Dealing With Domestic Extremism

The London bombings of the 7th July 2005 presented senior officers of the police and security forces with an opportunity to make major changes to those organisations – and to lobby for changes to the law. Those changes have been orchestrated by members of the Association of Chief Police Officers (ACPO) working in close collaboration with the Government, the Home Office, and the Security Service (MI5). It was the London bombings, especially, that provided State agencies with a way of linking “domestic extremism” (in the public mind, in particular) to actual or intended acts of public disorder, violence, and terrorism.

Changes to the police force since the London bombings have resulted in the creation of a UK-wide network of specialist units tasked with combating domestic extremism and terrorism – namely, the Counter Terrorism Units (CTUs) and Counter Terrorism Intelligence Units (CTIUs).2 3 4 Control of the CT network is under the supervision of an ACPO-appointed National Co-ordinator.

The lead for counter terrorism has been given to the Counter Terrorism Command (CTC) of the Metropolitan Police Service (MPS). The CTC is, in effect, an enhanced variant of a CTU with local (London), national (UK), and international responsibilities. The police Confidential Intelligence Unit (CIU) works within the National Public Order Intelligence Unit (NPOIU), whilst the NPOIU forms a part of the National Co-ordinator Domestic Extremism (NCDE) section of the Counter Terrorism Command (CTC). The CIU manages and directs the operational strategy for the use of Covert Human Intelligence Sources (CHIS, the use of infiltrators, informants, and agent provocateur assets).

Multi-force CT operations are, in principle, under the control of the National Co-ordinator Terrorism Investigations (NCTI) – and hence under the control of the MPS/London-based CTC. However each Chief Constable has the final say in regard to providing local resources in support of any co-operative CT effort.

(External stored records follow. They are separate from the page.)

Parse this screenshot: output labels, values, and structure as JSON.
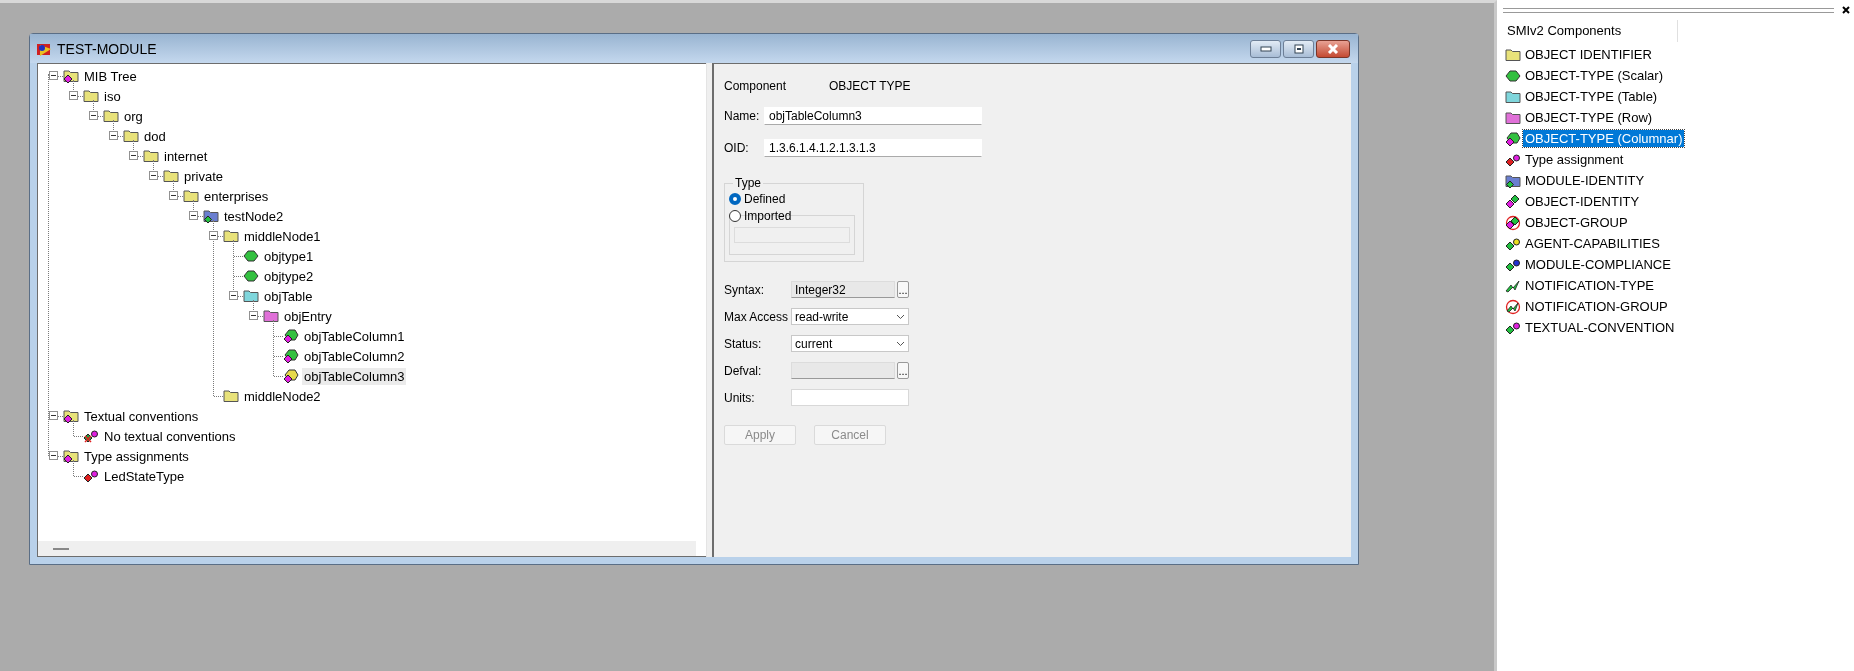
{
  "window": {
    "title": "TEST-MODULE"
  },
  "tree": [
    {
      "label": "MIB Tree",
      "kind": "root",
      "expanded": true,
      "selected": false,
      "children": [
        {
          "label": "iso",
          "kind": "folder",
          "expanded": true,
          "selected": false,
          "children": [
            {
              "label": "org",
              "kind": "folder",
              "expanded": true,
              "selected": false,
              "children": [
                {
                  "label": "dod",
                  "kind": "folder",
                  "expanded": true,
                  "selected": false,
                  "children": [
                    {
                      "label": "internet",
                      "kind": "folder",
                      "expanded": true,
                      "selected": false,
                      "children": [
                        {
                          "label": "private",
                          "kind": "folder",
                          "expanded": true,
                          "selected": false,
                          "children": [
                            {
                              "label": "enterprises",
                              "kind": "folder",
                              "expanded": true,
                              "selected": false,
                              "children": [
                                {
                                  "label": "testNode2",
                                  "kind": "module",
                                  "expanded": true,
                                  "selected": false,
                                  "children": [
                                    {
                                      "label": "middleNode1",
                                      "kind": "folder",
                                      "expanded": true,
                                      "selected": false,
                                      "children": [
                                        {
                                          "label": "objtype1",
                                          "kind": "scalar",
                                          "selected": false
                                        },
                                        {
                                          "label": "objtype2",
                                          "kind": "scalar",
                                          "selected": false
                                        },
                                        {
                                          "label": "objTable",
                                          "kind": "table",
                                          "expanded": true,
                                          "selected": false,
                                          "children": [
                                            {
                                              "label": "objEntry",
                                              "kind": "row",
                                              "expanded": true,
                                              "selected": false,
                                              "children": [
                                                {
                                                  "label": "objTableColumn1",
                                                  "kind": "column",
                                                  "selected": false
                                                },
                                                {
                                                  "label": "objTableColumn2",
                                                  "kind": "column",
                                                  "selected": false
                                                },
                                                {
                                                  "label": "objTableColumn3",
                                                  "kind": "column",
                                                  "selected": true
                                                }
                                              ]
                                            }
                                          ]
                                        }
                                      ]
                                    },
                                    {
                                      "label": "middleNode2",
                                      "kind": "folder",
                                      "selected": false
                                    }
                                  ]
                                }
                              ]
                            }
                          ]
                        }
                      ]
                    }
                  ]
                }
              ]
            }
          ]
        }
      ]
    },
    {
      "label": "Textual conventions",
      "kind": "root",
      "expanded": true,
      "selected": false,
      "children": [
        {
          "label": "No textual conventions",
          "kind": "none",
          "selected": false
        }
      ]
    },
    {
      "label": "Type assignments",
      "kind": "root",
      "expanded": true,
      "selected": false,
      "children": [
        {
          "label": "LedStateType",
          "kind": "type",
          "selected": false
        }
      ]
    }
  ],
  "form": {
    "component_label": "Component",
    "component_value": "OBJECT TYPE",
    "fields": [
      {
        "label": "Name:",
        "value": "objTableColumn3",
        "disabled": false
      },
      {
        "label": "OID:",
        "value": "1.3.6.1.4.1.2.1.3.1.3",
        "disabled": false
      }
    ],
    "type_group": {
      "title": "Type",
      "options": [
        {
          "label": "Defined",
          "selected": true
        },
        {
          "label": "Imported",
          "selected": false
        }
      ]
    },
    "attributes": [
      {
        "kind": "browse",
        "label": "Syntax:",
        "value": "Integer32",
        "disabled": true,
        "button": "..."
      },
      {
        "kind": "select",
        "label": "Max Access",
        "value": "read-write"
      },
      {
        "kind": "select",
        "label": "Status:",
        "value": "current"
      },
      {
        "kind": "browse",
        "label": "Defval:",
        "disabled": true,
        "button": "..."
      },
      {
        "kind": "text",
        "label": "Units:",
        "disabled": false
      }
    ],
    "buttons": [
      {
        "label": "Apply",
        "disabled": true
      },
      {
        "label": "Cancel",
        "disabled": true
      }
    ]
  },
  "components_panel": {
    "header": "SMIv2 Components",
    "items": [
      {
        "label": "OBJECT IDENTIFIER",
        "kind": "folder",
        "selected": false
      },
      {
        "label": "OBJECT-TYPE (Scalar)",
        "kind": "scalar",
        "selected": false
      },
      {
        "label": "OBJECT-TYPE (Table)",
        "kind": "table",
        "selected": false
      },
      {
        "label": "OBJECT-TYPE (Row)",
        "kind": "row",
        "selected": false
      },
      {
        "label": "OBJECT-TYPE (Columnar)",
        "kind": "column",
        "selected": true
      },
      {
        "label": "Type assignment",
        "kind": "type",
        "selected": false
      },
      {
        "label": "MODULE-IDENTITY",
        "kind": "module",
        "selected": false
      },
      {
        "label": "OBJECT-IDENTITY",
        "kind": "identity",
        "selected": false
      },
      {
        "label": "OBJECT-GROUP",
        "kind": "group",
        "selected": false
      },
      {
        "label": "AGENT-CAPABILITIES",
        "kind": "agent",
        "selected": false
      },
      {
        "label": "MODULE-COMPLIANCE",
        "kind": "compliance",
        "selected": false
      },
      {
        "label": "NOTIFICATION-TYPE",
        "kind": "notification",
        "selected": false
      },
      {
        "label": "NOTIFICATION-GROUP",
        "kind": "notification-group",
        "selected": false
      },
      {
        "label": "TEXTUAL-CONVENTION",
        "kind": "textual",
        "selected": false
      }
    ]
  }
}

Each CTU and CTIU works in close collaboration with local MI5 Regional Stations, via police liaison officers and embedded MI5 staff. The bases for collaboration between the police CT units and MI5 was initially formalised within a Security Service Intelligence Agreement, first drafted at the end of 2005. In the period September 2001 to July 2005 an enhancement process for MI5 Regional Stations was undertaken, and post July 2005 was significantly accelerated through the ‘Operation EXTEND’ programme. In addition, the CTUs and CTIUs have been in receipt of expert advice, and practical support, from members of the Special Counter Intelligence Team of the Army Intelligence Corps (Military Intelligence) – an arrangement that was effectively in place by the autumn of 2005.

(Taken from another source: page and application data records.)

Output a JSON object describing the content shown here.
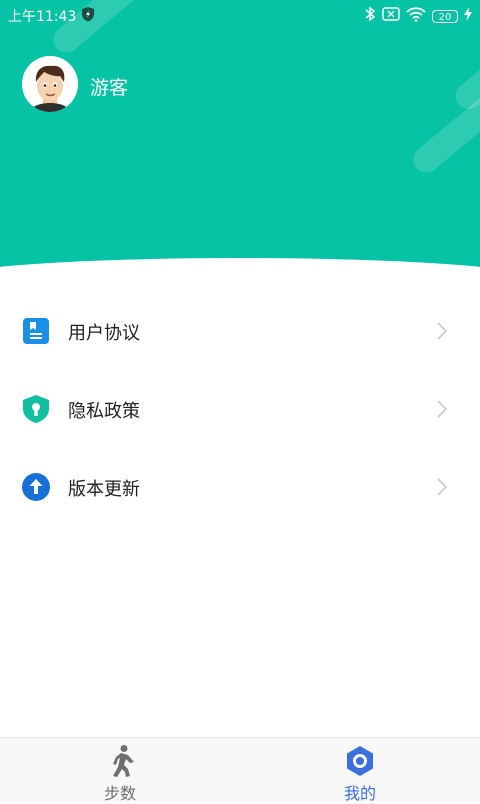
{
  "status_bar": {
    "time": "上午11:43",
    "battery": "20"
  },
  "profile": {
    "username": "游客"
  },
  "menu": [
    {
      "label": "用户协议",
      "icon": "document-icon"
    },
    {
      "label": "隐私政策",
      "icon": "privacy-shield-icon"
    },
    {
      "label": "版本更新",
      "icon": "update-arrow-icon"
    }
  ],
  "tabs": [
    {
      "label": "步数",
      "icon": "walking-icon",
      "active": false
    },
    {
      "label": "我的",
      "icon": "profile-hexagon-icon",
      "active": true
    }
  ],
  "colors": {
    "header": "#05c3a4",
    "active_tab": "#3a6fdd",
    "inactive_tab": "#6f6f6f"
  }
}
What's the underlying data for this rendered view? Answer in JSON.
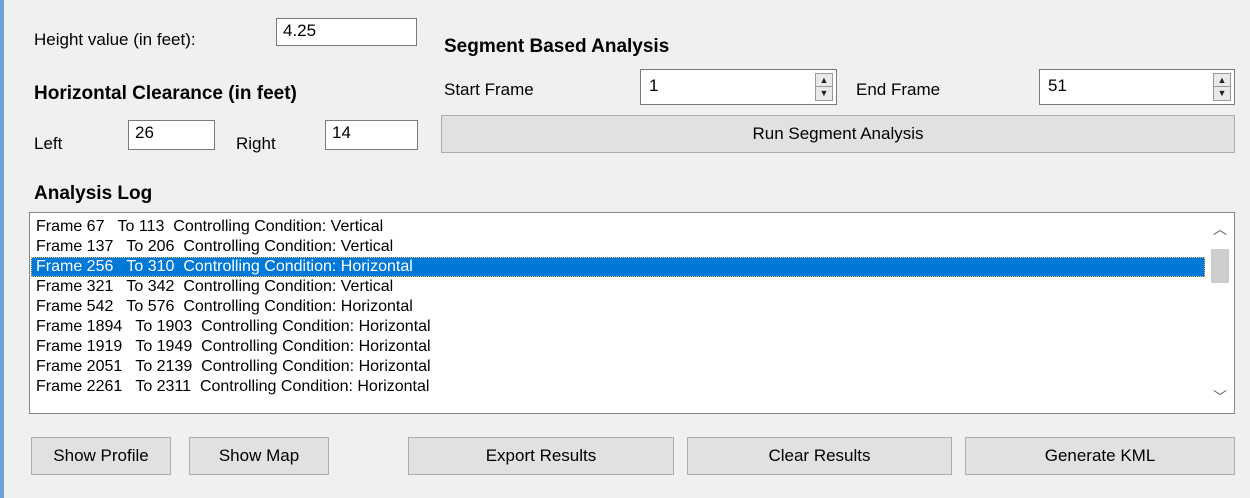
{
  "height": {
    "label": "Height value (in feet):",
    "value": "4.25"
  },
  "horizontal_clearance": {
    "heading": "Horizontal Clearance (in feet)",
    "left_label": "Left",
    "left_value": "26",
    "right_label": "Right",
    "right_value": "14"
  },
  "segment": {
    "heading": "Segment Based Analysis",
    "start_label": "Start Frame",
    "start_value": "1",
    "end_label": "End Frame",
    "end_value": "51",
    "run_button": "Run Segment Analysis"
  },
  "log": {
    "heading": "Analysis Log",
    "selected_index": 2,
    "rows": [
      "Frame 67   To 113  Controlling Condition: Vertical",
      "Frame 137   To 206  Controlling Condition: Vertical",
      "Frame 256   To 310  Controlling Condition: Horizontal",
      "Frame 321   To 342  Controlling Condition: Vertical",
      "Frame 542   To 576  Controlling Condition: Horizontal",
      "Frame 1894   To 1903  Controlling Condition: Horizontal",
      "Frame 1919   To 1949  Controlling Condition: Horizontal",
      "Frame 2051   To 2139  Controlling Condition: Horizontal",
      "Frame 2261   To 2311  Controlling Condition: Horizontal"
    ]
  },
  "buttons": {
    "show_profile": "Show Profile",
    "show_map": "Show Map",
    "export_results": "Export Results",
    "clear_results": "Clear Results",
    "generate_kml": "Generate KML"
  },
  "icons": {
    "spin_up": "▲",
    "spin_down": "▼",
    "scroll_up": "︿",
    "scroll_down": "﹀"
  },
  "colors": {
    "selection": "#0078d7",
    "window_accent": "#6fa3d6"
  }
}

There are now in excess of 3,000 police officers dedicated to CT and associated matters.

It might seem rather naïve to question the need for such an extensive CT capability. However, it isn’t – any proper examination of such developments requires an honest appraisal of root causes. This is especially so, given that we find “domestic extremism” being treated as part of the same problem as that of acts of (murderous) terrorism.

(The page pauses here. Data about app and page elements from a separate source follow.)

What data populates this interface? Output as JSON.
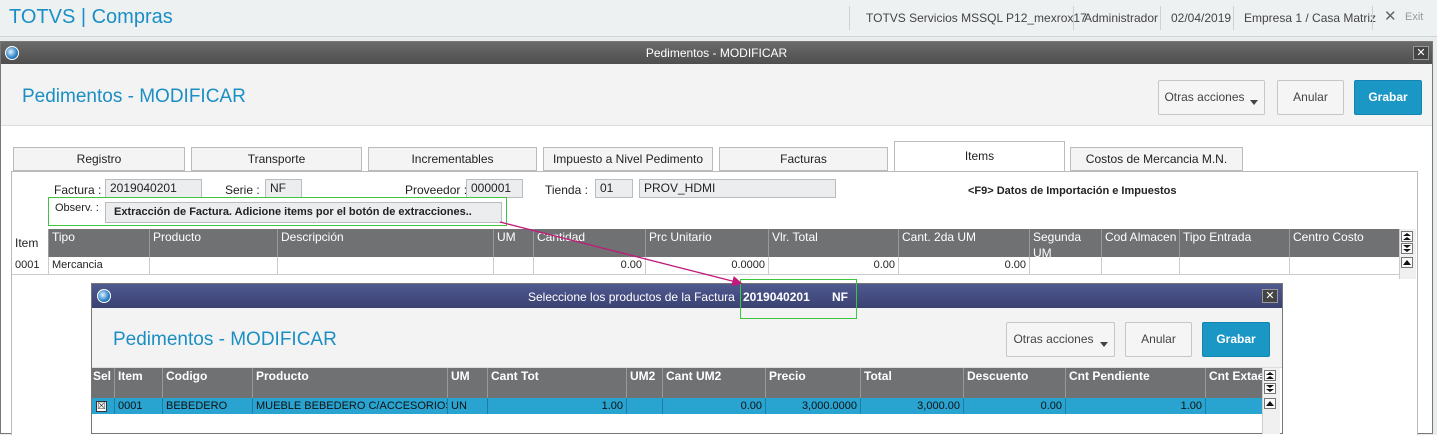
{
  "topbar": {
    "app_title": "TOTVS | Compras",
    "server": "TOTVS Servicios MSSQL P12_mexrox17",
    "user": "Administrador",
    "date": "02/04/2019",
    "company": "Empresa 1 / Casa Matriz",
    "exit_label": "Exit"
  },
  "window": {
    "title": "Pedimentos - MODIFICAR",
    "page_title": "Pedimentos - MODIFICAR",
    "buttons": {
      "other_actions": "Otras acciones",
      "cancel": "Anular",
      "save": "Grabar"
    }
  },
  "tabs": [
    "Registro",
    "Transporte",
    "Incrementables",
    "Impuesto a Nivel Pedimento",
    "Facturas",
    "Items",
    "Costos de Mercancia M.N."
  ],
  "form": {
    "factura_label": "Factura :",
    "factura_value": "2019040201",
    "serie_label": "Serie :",
    "serie_value": "NF",
    "proveedor_label": "Proveedor :",
    "proveedor_value": "000001",
    "tienda_label": "Tienda :",
    "tienda_value": "01",
    "tienda_name": "PROV_HDMI",
    "f9_hint": "<F9> Datos de Importación e Impuestos",
    "observ_label": "Observ. :",
    "observ_value": "Extracción de Factura. Adicione items por el botón de extracciones.."
  },
  "items_grid": {
    "columns": [
      "Item",
      "Tipo",
      "Producto",
      "Descripción",
      "UM",
      "Cantidad",
      "Prc Unitario",
      "Vlr. Total",
      "Cant. 2da UM",
      "Segunda UM",
      "Cod Almacen",
      "Tipo Entrada",
      "Centro Costo"
    ],
    "rows": [
      [
        "0001",
        "Mercancia",
        "",
        "",
        "",
        "0.00",
        "0.0000",
        "0.00",
        "0.00",
        "",
        "",
        "",
        ""
      ]
    ]
  },
  "dialog": {
    "title_prefix": "Seleccione los productos de la Factura",
    "title_factura": "2019040201",
    "title_serie": "NF",
    "page_title": "Pedimentos - MODIFICAR",
    "buttons": {
      "other_actions": "Otras acciones",
      "cancel": "Anular",
      "save": "Grabar"
    },
    "grid": {
      "columns": [
        "Sel",
        "Item",
        "Codigo",
        "Producto",
        "UM",
        "Cant Tot",
        "UM2",
        "Cant UM2",
        "Precio",
        "Total",
        "Descuento",
        "Cnt Pendiente",
        "Cnt Extaer"
      ],
      "rows": [
        [
          "☒",
          "0001",
          "BEBEDERO",
          "MUEBLE BEBEDERO C/ACCESORIOS C",
          "UN",
          "1.00",
          "",
          "0.00",
          "3,000.0000",
          "3,000.00",
          "0.00",
          "1.00",
          ""
        ]
      ]
    }
  },
  "colors": {
    "accent": "#1b8fc4",
    "primary_button": "#1b97c6",
    "grid_header": "#6f7173",
    "selected_row": "#29a3cf",
    "highlight_box": "#3fc43f",
    "arrow": "#c21a7a"
  }
}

The State Authorities insist that events such as the 2005 London bombings can be attributed to the “radicalisation” of sections of the population. That is simply a puerile attempt to create a ‘false narrative’. What will not be admitted is that it is the State’s own crude efforts to engineer extreme social change that has made it possible for ‘violent radicalism’ to become an entrenched domestic problem.

The State’s political agenda embraces hyper-diversity, moral relativism, the undermining of Christian belief and tradition, the unlawful engagement in foreign wars (and in war crimes), and the dismantling of national sovereignty (High Treason). It is an extreme political agenda that requires an effective abandonment of Common Law and the Constitution, in favour of a top-down imposition of authoritarian State control.

Those engaged in front-line CT work know only too well that their efforts are being exploited to give an appearance of both legitimacy and authority to a treacherous political-elite. Therefore the expectation is of the State being keen to pursue extreme political policy and to embark on further overseas military ventures – thereby ensuring that a threat of domestic terrorism continues far into the future.

Not surprisingly, and despite the change of UK Government in 2010, there will be no changes to the core political agenda of the State, or the agencies of the State. It is expected that the police and judiciary will continue to support extreme social change and State treason – and will also continue to criminalise those ‘extremists’ who dissent from, or show resistance, to that process. The common people are to be allowed to protest – but only under tightly controlled conditions, and under a compulsion to ‘contract’ with the police. An extremist, criminal State cannot allow the people to reclaim the Law for themselves.